Your objective: Could you output every record again, exactly as given?

Task input:
+++

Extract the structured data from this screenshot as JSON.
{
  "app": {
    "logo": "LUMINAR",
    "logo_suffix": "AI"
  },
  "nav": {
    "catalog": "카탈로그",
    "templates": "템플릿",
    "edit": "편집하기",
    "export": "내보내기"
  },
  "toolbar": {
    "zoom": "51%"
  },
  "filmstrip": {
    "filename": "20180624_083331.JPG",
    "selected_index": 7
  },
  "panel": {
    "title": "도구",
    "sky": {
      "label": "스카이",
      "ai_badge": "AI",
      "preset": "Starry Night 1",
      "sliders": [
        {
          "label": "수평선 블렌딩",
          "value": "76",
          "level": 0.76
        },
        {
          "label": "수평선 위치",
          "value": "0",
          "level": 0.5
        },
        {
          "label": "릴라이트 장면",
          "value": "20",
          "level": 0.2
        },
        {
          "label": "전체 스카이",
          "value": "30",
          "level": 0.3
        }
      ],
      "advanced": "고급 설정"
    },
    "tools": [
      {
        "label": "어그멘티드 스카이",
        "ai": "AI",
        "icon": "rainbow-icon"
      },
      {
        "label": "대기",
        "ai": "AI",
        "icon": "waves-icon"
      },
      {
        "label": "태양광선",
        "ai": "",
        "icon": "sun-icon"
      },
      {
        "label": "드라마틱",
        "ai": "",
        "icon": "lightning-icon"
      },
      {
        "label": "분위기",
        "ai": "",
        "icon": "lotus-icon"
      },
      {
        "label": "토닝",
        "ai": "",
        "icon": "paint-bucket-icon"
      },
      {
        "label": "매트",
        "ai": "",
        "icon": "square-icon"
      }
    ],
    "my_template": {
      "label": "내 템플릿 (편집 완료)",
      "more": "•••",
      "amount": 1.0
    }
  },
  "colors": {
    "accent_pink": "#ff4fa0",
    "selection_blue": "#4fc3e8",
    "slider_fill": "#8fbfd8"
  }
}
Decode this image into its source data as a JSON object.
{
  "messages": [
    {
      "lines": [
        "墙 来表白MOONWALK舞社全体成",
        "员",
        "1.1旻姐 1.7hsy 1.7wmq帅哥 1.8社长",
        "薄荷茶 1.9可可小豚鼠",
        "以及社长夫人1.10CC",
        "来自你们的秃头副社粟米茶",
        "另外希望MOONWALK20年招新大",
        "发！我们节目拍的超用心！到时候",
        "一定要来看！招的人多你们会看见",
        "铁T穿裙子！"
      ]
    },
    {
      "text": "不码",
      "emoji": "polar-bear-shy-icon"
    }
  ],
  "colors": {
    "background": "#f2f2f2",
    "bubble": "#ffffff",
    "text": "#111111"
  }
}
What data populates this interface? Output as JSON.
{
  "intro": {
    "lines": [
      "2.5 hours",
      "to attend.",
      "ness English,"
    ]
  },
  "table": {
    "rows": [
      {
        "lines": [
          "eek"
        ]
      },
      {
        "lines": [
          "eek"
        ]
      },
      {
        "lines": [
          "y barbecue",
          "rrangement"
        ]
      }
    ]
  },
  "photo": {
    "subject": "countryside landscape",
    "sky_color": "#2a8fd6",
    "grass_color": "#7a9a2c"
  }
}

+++

Response box:
Extract the structured data from this screenshot as JSON.
{
  "app": {
    "logo": "LUMINAR",
    "logo_suffix": "AI"
  },
  "nav": {
    "catalog": "카탈로그",
    "templates": "템플릿",
    "edit": "편집하기",
    "export": "내보내기"
  },
  "toolbar": {
    "zoom": "51%"
  },
  "filmstrip": {
    "filename": "20180624_083331.JPG",
    "selected_index": 7
  },
  "panel": {
    "title": "도구",
    "sky": {
      "label": "스카이",
      "ai_badge": "AI",
      "preset": "Starry Night 1",
      "sliders": [
        {
          "label": "수평선 블렌딩",
          "value": "76",
          "level": 0.76
        },
        {
          "label": "수평선 위치",
          "value": "0",
          "level": 0.5
        },
        {
          "label": "릴라이트 장면",
          "value": "20",
          "level": 0.2
        },
        {
          "label": "전체 스카이",
          "value": "30",
          "level": 0.3
        }
      ],
      "advanced": "고급 설정"
    },
    "tools": [
      {
        "label": "어그멘티드 스카이",
        "ai": "AI",
        "icon": "rainbow-icon"
      },
      {
        "label": "대기",
        "ai": "AI",
        "icon": "waves-icon"
      },
      {
        "label": "태양광선",
        "ai": "",
        "icon": "sun-icon"
      },
      {
        "label": "드라마틱",
        "ai": "",
        "icon": "lightning-icon"
      },
      {
        "label": "분위기",
        "ai": "",
        "icon": "lotus-icon"
      },
      {
        "label": "토닝",
        "ai": "",
        "icon": "paint-bucket-icon"
      },
      {
        "label": "매트",
        "ai": "",
        "icon": "square-icon"
      }
    ],
    "my_template": {
      "label": "내 템플릿 (편집 완료)",
      "more": "•••",
      "amount": 1.0
    }
  },
  "colors": {
    "accent_pink": "#ff4fa0",
    "selection_blue": "#4fc3e8",
    "slider_fill": "#8fbfd8"
  }
}
Decode this image into its source data as a JSON object.
{
  "messages": [
    {
      "lines": [
        "墙 来表白MOONWALK舞社全体成",
        "员",
        "1.1旻姐 1.7hsy 1.7wmq帅哥 1.8社长",
        "薄荷茶 1.9可可小豚鼠",
        "以及社长夫人1.10CC",
        "来自你们的秃头副社粟米茶",
        "另外希望MOONWALK20年招新大",
        "发！我们节目拍的超用心！到时候",
        "一定要来看！招的人多你们会看见",
        "铁T穿裙子！"
      ]
    },
    {
      "text": "不码",
      "emoji": "polar-bear-shy-icon"
    }
  ],
  "colors": {
    "background": "#f2f2f2",
    "bubble": "#ffffff",
    "text": "#111111"
  }
}
What data populates this interface? Output as JSON.
{
  "intro": {
    "lines": [
      "2.5 hours",
      "to attend.",
      "ness English,"
    ]
  },
  "table": {
    "rows": [
      {
        "lines": [
          "eek"
        ]
      },
      {
        "lines": [
          "eek"
        ]
      },
      {
        "lines": [
          "y barbecue",
          "rrangement"
        ]
      }
    ]
  },
  "photo": {
    "subject": "countryside landscape",
    "sky_color": "#2a8fd6",
    "grass_color": "#7a9a2c"
  }
}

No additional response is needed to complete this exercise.